START Provided records

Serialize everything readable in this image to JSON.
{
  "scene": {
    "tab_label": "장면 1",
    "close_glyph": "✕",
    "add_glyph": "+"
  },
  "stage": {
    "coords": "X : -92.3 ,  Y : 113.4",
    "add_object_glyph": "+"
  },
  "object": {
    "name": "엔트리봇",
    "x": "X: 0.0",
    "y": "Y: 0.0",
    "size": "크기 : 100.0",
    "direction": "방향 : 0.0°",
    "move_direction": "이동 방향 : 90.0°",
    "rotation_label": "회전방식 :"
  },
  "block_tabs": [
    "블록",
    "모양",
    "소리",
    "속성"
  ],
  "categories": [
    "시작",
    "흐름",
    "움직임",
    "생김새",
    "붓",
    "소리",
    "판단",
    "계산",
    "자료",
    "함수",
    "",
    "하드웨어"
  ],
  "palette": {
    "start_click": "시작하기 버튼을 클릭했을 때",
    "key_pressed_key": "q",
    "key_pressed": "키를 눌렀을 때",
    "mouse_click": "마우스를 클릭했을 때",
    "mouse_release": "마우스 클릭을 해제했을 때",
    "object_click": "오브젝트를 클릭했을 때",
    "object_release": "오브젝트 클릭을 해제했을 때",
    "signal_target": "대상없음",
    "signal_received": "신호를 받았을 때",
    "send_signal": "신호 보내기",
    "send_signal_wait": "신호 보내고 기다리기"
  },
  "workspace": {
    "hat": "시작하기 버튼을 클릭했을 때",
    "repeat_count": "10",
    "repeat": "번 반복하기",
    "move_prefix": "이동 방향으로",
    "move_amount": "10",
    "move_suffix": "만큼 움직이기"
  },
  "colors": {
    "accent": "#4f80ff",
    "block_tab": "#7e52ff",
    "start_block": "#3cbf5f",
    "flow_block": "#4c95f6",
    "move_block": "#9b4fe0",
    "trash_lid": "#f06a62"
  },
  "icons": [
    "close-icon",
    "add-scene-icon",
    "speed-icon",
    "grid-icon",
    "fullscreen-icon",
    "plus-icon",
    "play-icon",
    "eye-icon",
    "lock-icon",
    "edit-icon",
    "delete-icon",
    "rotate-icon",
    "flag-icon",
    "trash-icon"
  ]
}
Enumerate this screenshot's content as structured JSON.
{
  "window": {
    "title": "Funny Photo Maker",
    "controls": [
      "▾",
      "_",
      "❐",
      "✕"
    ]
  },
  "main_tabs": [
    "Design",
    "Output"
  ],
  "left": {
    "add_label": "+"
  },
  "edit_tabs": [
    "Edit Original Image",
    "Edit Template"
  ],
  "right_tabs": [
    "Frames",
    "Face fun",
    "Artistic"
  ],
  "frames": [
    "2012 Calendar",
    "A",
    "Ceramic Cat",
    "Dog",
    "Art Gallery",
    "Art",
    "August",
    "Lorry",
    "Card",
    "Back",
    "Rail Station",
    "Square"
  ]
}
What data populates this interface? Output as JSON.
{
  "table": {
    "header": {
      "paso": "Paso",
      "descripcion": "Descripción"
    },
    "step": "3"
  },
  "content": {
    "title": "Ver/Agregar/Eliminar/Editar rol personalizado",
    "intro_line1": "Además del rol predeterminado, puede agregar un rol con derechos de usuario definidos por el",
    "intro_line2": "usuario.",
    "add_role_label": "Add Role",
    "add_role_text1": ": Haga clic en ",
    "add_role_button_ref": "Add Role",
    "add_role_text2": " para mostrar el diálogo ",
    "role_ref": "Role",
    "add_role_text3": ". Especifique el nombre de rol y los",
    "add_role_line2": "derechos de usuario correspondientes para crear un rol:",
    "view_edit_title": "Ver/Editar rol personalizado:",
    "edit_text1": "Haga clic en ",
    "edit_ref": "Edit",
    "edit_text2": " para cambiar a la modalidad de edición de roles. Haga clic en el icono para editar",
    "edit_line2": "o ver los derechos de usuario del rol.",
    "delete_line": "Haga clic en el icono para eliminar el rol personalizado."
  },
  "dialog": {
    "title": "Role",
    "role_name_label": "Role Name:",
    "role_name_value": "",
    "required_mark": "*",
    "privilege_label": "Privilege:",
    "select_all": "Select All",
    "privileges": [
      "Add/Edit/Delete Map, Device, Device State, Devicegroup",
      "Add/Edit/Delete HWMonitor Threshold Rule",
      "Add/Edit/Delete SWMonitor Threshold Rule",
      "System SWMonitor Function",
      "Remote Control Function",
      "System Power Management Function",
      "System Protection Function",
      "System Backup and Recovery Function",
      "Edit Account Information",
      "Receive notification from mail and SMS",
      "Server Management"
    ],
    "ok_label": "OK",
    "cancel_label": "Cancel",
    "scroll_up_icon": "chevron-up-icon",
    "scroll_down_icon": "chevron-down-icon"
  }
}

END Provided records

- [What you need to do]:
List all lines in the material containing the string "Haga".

- [Response below]:
    "add_role_text1": ": Haga clic en ",
    "edit_text1": "Haga clic en ",
    "edit_text2": " para cambiar a la modalidad de edición de roles. Haga clic en el icono para editar",
    "delete_line": "Haga clic en el icono para eliminar el rol personalizado."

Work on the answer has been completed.